Recent silage analysis from across the country has shown variation in nutrient analysis, this may pose feeding challenges to farmers this Autumn and consideration needs to be given to balancing the ration to optimise rumen health and maintain performance.
Rations needs to be balanced, with the inclusion of bioavailable minerals to support milk yield and quality to ensure to impact isn’t seen in the milk tank, with lower butterfat and protein levels.
Is it worth considering a yeast supplement?
It is worth considering a yeast supplement to support the rumen microbial population and improve digestion of the fibre in silage, therefore improve butterfats. Buffers such as pHix-up, provide highly bioavailable forms of magnesium. This means more is available to the cow, and you see a subsequent performance response over other buffers, with a lift in butterfat and then protein percentage. The quality and bioavailability of any mineral supplement is impacted by the source, the processing, and whether it is organic or chelated.
Supporting rumen health during ration changes
In pHix-up, the magnesium is over 75% bioavailable, almost twice as high as most other standard Cal-Mag Magnesium sources. Its inclusion will support rumen health during ration changes, such as moving from grazing to housed, or changes in silage pits, which will drive butterfat percentages up and maintain high milk yields.
Lush early cut silage, with high lactic acid levels, above 70g/kg, can also cause rumen health issues, so pHix-up can play a role here too. Look out for loose muck, cud-balls, and reduced butterfat levels, which could all be signs of SARA (acidosis) - a costly problem for any farmer.
As a result of the lower and more variable protein levels in silage, there may be lower levels of rumen degradable protein in the ration. To prevent any impact on milk yield and quality, and to support protein efficiency, rations may need to be supplemented with adequate rumen degradable protein.

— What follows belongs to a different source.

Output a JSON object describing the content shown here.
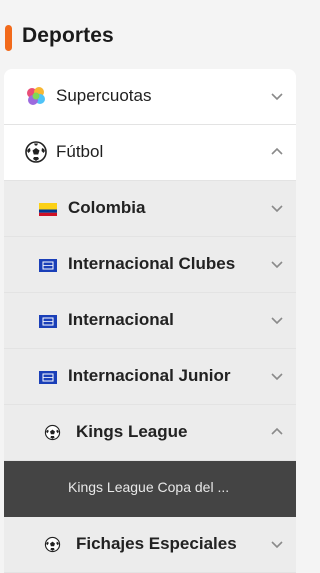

There is considerable volatility in protein sources regarding price, availability, sustainability, and environmental pressures. To remain cost-effective, it’s important to consider a balanced diet and the price of the overall ration in relation to what milk yield it can support, rather than the price of individual raw materials or compound feed. When considering protein efficiency, nutritionists must also look to ensure there’s adequate bypass protein, sufficient rumen degradable protein, and balance for amino acids, without supplying in excess which could be indicated in high milk ureas.